Wada Maida, a member of the Executive Board of the International Press Institute (IPI), passed away yesterday. At the time of his death, Maida was chairman of Nigeria’s People’s Media.

“Wada Maida was a great asset to journalism and press freedom in Nigeria. His passing is a huge loss to the global IPI community and journalism in Nigeria”, IPI Executive Board Chair Markus Spillmann said. “His contribution to IPI and press freedom will always be remembered by our network. On behalf of the IPI Executive Board and the network I extend our heartfelt condolences to the family.”

Maida, who had just turned 70 in March, was elected to the IPI Executive Board at the General Assembly in Geneva in June 2019. He had been a member of IPI since 1999.

After his initial studies at Government College, Katsina, from 1964 to 1968, he graduated from the Nigerian Institute of Journalism (NIJ) in 1971. NIJ was founded in 1963 as part of IPI’s training programme for journalists in Africa. Prior to the establishment of IPI’s two schools of journalism in Lagos and Nairobi, aspiring journalists in Africa had little or no opportunity for formal training. Maida went on to receive degrees from the U.S.-based Indiana Institute of Mass Communication in 1975 and the Aberdeen College of Commerce in the UK in 1977.

Maida started his career when he was appointed information officer in Kaduna State, where he served from 1971 to 1978 and as zonal editor from 1978 to 1981. From 1981 to 1983 Maida was based in London as foreign correspondent in charge of Western Europe for the News Agency of Nigeria (NAN). He became chief press secretary to Gen. Muhammadu Buhari, the military head of State of Nigeria, from 1984 to 1985.

From 1985 to 1994 he served as editor-in-chief at NAN and was appointed managing director in 1994. Maida was a pioneering editor at the news agency and was recently appointed chairman of the board of NAN.

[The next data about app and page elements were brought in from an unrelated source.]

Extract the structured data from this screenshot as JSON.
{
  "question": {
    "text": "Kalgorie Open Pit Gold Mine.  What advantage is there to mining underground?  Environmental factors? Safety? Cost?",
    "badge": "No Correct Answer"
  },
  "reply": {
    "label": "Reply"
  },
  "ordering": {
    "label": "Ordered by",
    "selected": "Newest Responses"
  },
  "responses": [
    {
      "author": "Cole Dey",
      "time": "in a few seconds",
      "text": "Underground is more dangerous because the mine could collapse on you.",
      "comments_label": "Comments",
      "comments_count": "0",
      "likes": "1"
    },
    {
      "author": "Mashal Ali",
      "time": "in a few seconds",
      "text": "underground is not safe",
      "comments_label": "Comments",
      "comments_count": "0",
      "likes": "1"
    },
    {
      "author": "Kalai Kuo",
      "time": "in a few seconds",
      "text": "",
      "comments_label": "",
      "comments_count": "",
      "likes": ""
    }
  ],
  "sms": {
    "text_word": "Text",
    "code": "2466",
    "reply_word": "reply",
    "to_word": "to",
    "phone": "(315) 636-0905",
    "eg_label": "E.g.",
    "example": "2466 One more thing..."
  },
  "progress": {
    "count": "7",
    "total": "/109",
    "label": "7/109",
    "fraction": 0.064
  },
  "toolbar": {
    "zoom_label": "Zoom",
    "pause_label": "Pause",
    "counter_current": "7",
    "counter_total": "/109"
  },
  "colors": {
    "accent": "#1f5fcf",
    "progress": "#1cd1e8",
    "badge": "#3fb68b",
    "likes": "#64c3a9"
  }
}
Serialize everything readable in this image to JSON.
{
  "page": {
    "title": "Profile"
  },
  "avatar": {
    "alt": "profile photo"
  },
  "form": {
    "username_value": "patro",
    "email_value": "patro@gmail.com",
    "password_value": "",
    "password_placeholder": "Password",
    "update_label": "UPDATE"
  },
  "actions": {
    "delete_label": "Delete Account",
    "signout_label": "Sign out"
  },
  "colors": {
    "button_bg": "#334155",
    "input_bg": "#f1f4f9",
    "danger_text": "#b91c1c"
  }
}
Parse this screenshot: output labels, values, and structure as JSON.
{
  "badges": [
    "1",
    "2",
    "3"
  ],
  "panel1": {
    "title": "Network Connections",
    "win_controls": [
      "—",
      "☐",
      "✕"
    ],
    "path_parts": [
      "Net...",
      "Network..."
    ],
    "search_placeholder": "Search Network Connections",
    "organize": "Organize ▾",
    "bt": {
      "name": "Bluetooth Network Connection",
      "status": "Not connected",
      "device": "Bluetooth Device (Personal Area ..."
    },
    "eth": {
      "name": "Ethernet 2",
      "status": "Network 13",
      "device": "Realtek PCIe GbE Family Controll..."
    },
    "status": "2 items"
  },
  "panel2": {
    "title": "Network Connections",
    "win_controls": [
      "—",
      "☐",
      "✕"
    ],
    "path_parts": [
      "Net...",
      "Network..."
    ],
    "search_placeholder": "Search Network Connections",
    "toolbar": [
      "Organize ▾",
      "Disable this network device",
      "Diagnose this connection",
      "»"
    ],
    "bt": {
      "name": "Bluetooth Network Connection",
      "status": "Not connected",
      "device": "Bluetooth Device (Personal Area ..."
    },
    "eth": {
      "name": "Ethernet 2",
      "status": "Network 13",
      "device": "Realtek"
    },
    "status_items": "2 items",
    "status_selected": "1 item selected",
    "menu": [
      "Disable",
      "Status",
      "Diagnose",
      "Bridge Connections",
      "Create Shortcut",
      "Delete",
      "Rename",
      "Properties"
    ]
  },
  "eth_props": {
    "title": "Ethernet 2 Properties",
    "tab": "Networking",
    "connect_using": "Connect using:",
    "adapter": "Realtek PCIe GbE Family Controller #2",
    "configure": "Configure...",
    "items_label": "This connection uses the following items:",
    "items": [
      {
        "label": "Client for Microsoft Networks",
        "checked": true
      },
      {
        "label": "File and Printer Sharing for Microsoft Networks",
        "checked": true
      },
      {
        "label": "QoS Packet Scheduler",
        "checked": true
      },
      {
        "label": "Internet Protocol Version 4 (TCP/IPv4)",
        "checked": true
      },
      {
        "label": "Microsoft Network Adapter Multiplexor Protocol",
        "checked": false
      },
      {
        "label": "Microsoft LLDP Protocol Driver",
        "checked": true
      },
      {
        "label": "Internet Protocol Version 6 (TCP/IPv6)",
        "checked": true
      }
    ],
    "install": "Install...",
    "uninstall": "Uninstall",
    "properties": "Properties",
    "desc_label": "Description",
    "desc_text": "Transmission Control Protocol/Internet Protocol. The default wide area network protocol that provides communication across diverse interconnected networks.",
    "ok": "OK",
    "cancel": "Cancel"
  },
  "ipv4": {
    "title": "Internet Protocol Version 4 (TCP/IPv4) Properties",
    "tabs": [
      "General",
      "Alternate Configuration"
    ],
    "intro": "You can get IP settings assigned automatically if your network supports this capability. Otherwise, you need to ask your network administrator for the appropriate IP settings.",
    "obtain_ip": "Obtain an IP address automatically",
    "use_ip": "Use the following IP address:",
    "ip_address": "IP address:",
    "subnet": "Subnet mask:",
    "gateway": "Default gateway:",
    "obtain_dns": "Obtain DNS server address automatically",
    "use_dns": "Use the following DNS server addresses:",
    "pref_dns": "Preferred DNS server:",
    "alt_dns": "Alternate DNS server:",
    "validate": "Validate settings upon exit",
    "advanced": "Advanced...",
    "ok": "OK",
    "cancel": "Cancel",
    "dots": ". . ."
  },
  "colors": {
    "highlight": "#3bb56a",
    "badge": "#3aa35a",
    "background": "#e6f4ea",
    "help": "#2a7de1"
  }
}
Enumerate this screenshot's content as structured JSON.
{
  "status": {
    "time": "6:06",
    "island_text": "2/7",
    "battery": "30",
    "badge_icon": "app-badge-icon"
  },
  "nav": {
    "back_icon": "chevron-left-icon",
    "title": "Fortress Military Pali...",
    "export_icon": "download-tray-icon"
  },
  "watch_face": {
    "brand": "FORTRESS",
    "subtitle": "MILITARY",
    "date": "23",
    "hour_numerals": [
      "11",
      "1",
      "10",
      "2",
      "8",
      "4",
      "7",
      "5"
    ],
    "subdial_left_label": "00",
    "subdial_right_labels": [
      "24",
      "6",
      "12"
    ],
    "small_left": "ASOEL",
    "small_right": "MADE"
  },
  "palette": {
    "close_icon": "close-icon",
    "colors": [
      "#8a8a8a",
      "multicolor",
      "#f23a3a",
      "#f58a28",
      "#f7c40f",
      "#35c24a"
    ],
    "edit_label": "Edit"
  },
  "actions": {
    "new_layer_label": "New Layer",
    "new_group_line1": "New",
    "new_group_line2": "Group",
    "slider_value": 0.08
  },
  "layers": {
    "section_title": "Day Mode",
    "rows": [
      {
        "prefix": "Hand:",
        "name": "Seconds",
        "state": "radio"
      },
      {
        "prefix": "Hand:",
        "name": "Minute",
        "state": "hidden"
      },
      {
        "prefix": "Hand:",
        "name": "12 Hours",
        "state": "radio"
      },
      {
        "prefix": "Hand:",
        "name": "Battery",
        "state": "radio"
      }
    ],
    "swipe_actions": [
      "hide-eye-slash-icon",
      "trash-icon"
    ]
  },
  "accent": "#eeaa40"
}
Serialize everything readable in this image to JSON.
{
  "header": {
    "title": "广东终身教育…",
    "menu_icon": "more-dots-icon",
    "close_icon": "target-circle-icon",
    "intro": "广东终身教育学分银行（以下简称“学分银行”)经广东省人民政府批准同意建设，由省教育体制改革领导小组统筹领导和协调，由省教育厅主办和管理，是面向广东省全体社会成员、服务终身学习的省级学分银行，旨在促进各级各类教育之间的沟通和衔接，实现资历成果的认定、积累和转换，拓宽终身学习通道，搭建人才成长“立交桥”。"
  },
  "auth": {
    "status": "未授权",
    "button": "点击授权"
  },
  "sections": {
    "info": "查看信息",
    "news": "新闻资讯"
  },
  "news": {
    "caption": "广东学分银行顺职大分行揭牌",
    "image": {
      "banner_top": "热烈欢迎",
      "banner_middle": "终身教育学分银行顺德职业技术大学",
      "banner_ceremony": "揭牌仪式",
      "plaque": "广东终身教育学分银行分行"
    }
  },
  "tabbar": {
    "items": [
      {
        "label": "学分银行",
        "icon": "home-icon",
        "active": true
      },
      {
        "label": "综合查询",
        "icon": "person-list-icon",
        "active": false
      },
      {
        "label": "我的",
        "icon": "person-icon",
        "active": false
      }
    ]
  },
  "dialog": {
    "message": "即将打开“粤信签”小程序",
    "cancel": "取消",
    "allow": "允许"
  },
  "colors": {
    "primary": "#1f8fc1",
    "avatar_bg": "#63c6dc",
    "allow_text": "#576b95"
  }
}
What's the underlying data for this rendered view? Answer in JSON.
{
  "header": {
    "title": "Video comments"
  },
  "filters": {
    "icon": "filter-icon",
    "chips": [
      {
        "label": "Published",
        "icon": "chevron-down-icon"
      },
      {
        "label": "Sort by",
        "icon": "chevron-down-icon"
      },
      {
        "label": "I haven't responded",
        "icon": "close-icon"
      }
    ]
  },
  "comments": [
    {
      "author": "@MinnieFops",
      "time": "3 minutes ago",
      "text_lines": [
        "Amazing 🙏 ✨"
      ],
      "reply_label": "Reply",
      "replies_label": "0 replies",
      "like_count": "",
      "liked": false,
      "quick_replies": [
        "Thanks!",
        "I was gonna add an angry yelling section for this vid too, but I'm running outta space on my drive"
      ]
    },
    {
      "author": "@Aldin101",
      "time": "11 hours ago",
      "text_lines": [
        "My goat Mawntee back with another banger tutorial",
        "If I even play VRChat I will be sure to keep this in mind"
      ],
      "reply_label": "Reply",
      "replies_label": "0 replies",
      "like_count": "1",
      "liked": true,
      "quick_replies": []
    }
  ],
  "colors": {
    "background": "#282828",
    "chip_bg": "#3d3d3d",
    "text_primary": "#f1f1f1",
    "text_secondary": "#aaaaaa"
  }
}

In February 2020, Mr Maida attended the IPI Executive Board Meeting in Vienna and was part of a campaign to call for the end of harassment of fellow Board member Maria Ressa.